The government says it is awaiting the final draft of the US resolution scheduled to be tabled at the UN Human Rights Council.
Minister Mahinda Samarasinghe said that once the final draft is tabled then the other countries will decide on their stand on the vote on the resolution.
He also cautioned of attempts to introduce the resolution with a malicious agenda and not over Sri Lanka’s human rights record.
As a government, Minister Samarasinghe said, Sri Lanka will do whats best for its people when the resolution is tabled.
He also said that government was satisfied with the outcome of the adopting of the Universal Periodic Review (UPR) report on Sri Lanka yesterday.
The Minister said that while some countries had raised concerns before the report was adopted, it was still passed unanimously.
The 47 member states of the United National Human Rights Council unanimously adopted the report presented by the UPR Working Group.
Samarasinghe, while making a statement at th Council yesterday had assured that Sri Lanka will continue its transparent, proactive and constructive engagement with the Human Rights Council and keep Member and Observer States informed of further developments in Sri Lanka in the field of promotion and protection of human rights.
The United States, in a statement just before the UPR report was adopted, had said it welcomed the Government’s statement of its intention to accept recommendations to combat gender-based violence, to carry out an independent and credible investigation into the allegations of violations of human rights and international humanitarian law, and to strengthen the independence of institutions, including the Human Rights Commission, Police Commission, and Election Commission.
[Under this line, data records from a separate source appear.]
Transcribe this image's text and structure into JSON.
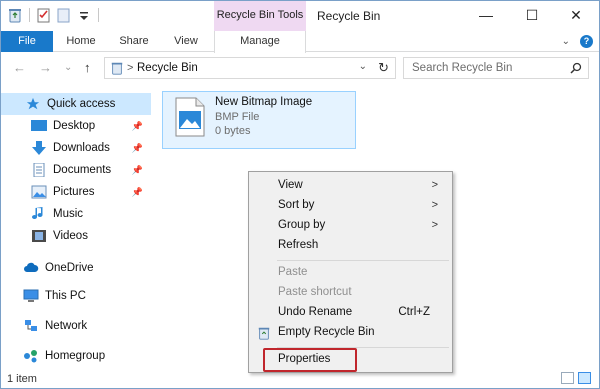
{
  "window": {
    "title": "Recycle Bin",
    "contextual_tab_group": "Recycle Bin Tools",
    "controls": {
      "minimize": "—",
      "maximize": "☐",
      "close": "✕"
    }
  },
  "ribbon": {
    "tabs": {
      "file": "File",
      "home": "Home",
      "share": "Share",
      "view": "View",
      "manage": "Manage"
    },
    "collapse_glyph": "⌄",
    "help_glyph": "?",
    "accent": "#1979ca"
  },
  "address_bar": {
    "back": "←",
    "forward": "→",
    "recent": "⌄",
    "up": "↑",
    "chevron": ">",
    "location": "Recycle Bin",
    "dropdown": "⌄",
    "refresh": "↻"
  },
  "search": {
    "placeholder": "Search Recycle Bin",
    "icon": "search-icon"
  },
  "nav_pane": {
    "items": [
      {
        "label": "Quick access",
        "icon": "star-icon",
        "selected": true
      },
      {
        "label": "Desktop",
        "icon": "desktop-icon",
        "pinned": true
      },
      {
        "label": "Downloads",
        "icon": "download-icon",
        "pinned": true
      },
      {
        "label": "Documents",
        "icon": "documents-icon",
        "pinned": true
      },
      {
        "label": "Pictures",
        "icon": "pictures-icon",
        "pinned": true
      },
      {
        "label": "Music",
        "icon": "music-icon"
      },
      {
        "label": "Videos",
        "icon": "videos-icon"
      },
      {
        "label": "OneDrive",
        "icon": "cloud-icon"
      },
      {
        "label": "This PC",
        "icon": "computer-icon"
      },
      {
        "label": "Network",
        "icon": "network-icon"
      },
      {
        "label": "Homegroup",
        "icon": "homegroup-icon"
      }
    ]
  },
  "file": {
    "name": "New Bitmap Image",
    "type": "BMP File",
    "size": "0 bytes",
    "icon": "bitmap-file-icon"
  },
  "context_menu": {
    "items": {
      "view": "View",
      "sort_by": "Sort by",
      "group_by": "Group by",
      "refresh": "Refresh",
      "paste": "Paste",
      "paste_shortcut": "Paste shortcut",
      "undo_rename": "Undo Rename",
      "undo_shortcut": "Ctrl+Z",
      "empty_recycle_bin": "Empty Recycle Bin",
      "properties": "Properties"
    },
    "submenu_arrow": ">",
    "highlight_color": "#c0262c"
  },
  "status_bar": {
    "item_count": "1 item"
  }
}
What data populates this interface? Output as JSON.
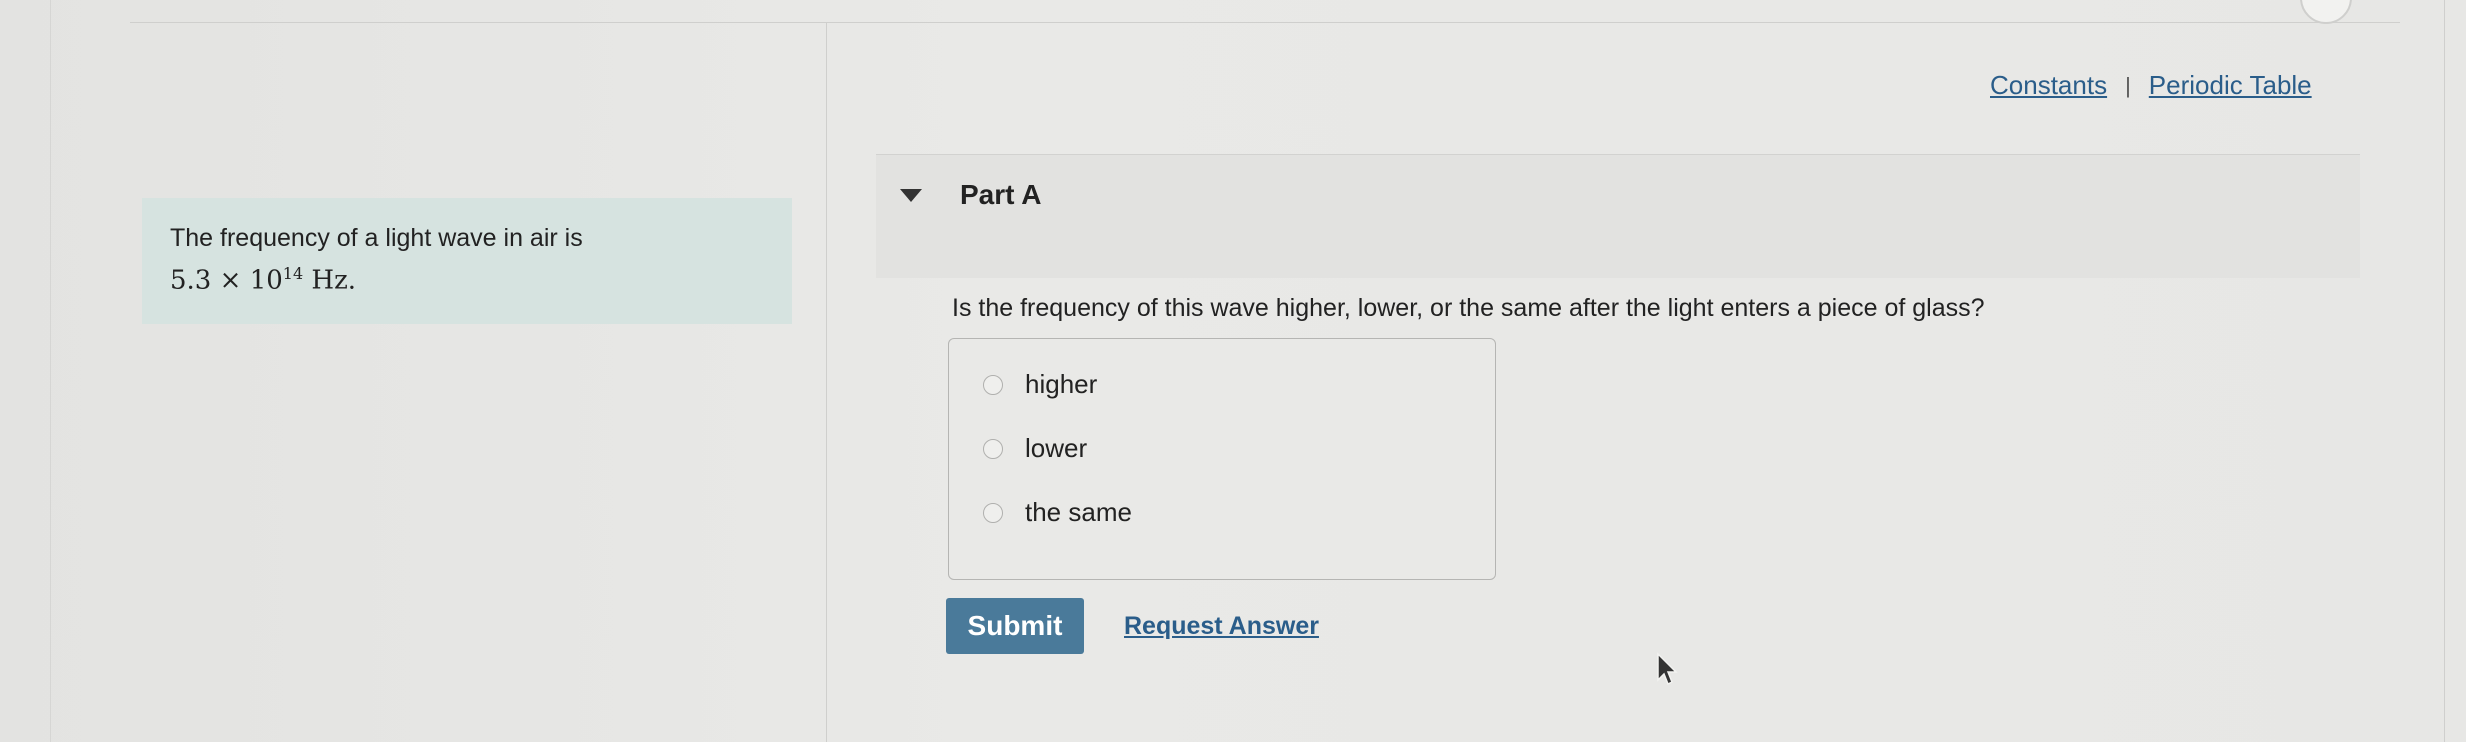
{
  "header": {
    "constants_link": "Constants",
    "separator": "|",
    "periodic_table_link": "Periodic Table"
  },
  "problem": {
    "intro": "The frequency of a light wave in air is",
    "value_mantissa": "5.3",
    "times": "×",
    "value_base": "10",
    "value_exponent": "14",
    "value_unit": "Hz",
    "period": "."
  },
  "part": {
    "title": "Part A",
    "question": "Is the frequency of this wave higher, lower, or the same after the light enters a piece of glass?",
    "choices": [
      {
        "label": "higher"
      },
      {
        "label": "lower"
      },
      {
        "label": "the same"
      }
    ],
    "submit_label": "Submit",
    "request_answer_label": "Request Answer"
  },
  "colors": {
    "accent_link": "#2a5d8a",
    "submit_bg": "#4a7a9a",
    "problem_bg": "#d6e3e0"
  },
  "icons": {
    "part_toggle": "triangle-down-icon",
    "cursor": "mouse-pointer-icon"
  }
}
However the US said it was disappointed that the Government rejected all UPR recommendations from States that called upon it to implement the LLRC recommendations.
Further, it said the Sri Lankan delegation attempted to reframe Sri Lanka’s human rights commitments in terms of the government’s National Plan of Action, which does not address the broad spectrum of recommendations put forward by the LLRC report, and by lobbying other delegations to revise their UPR recommendations to exclude reference to the LLRC report after they had been orally presented. (Colombo Gazette)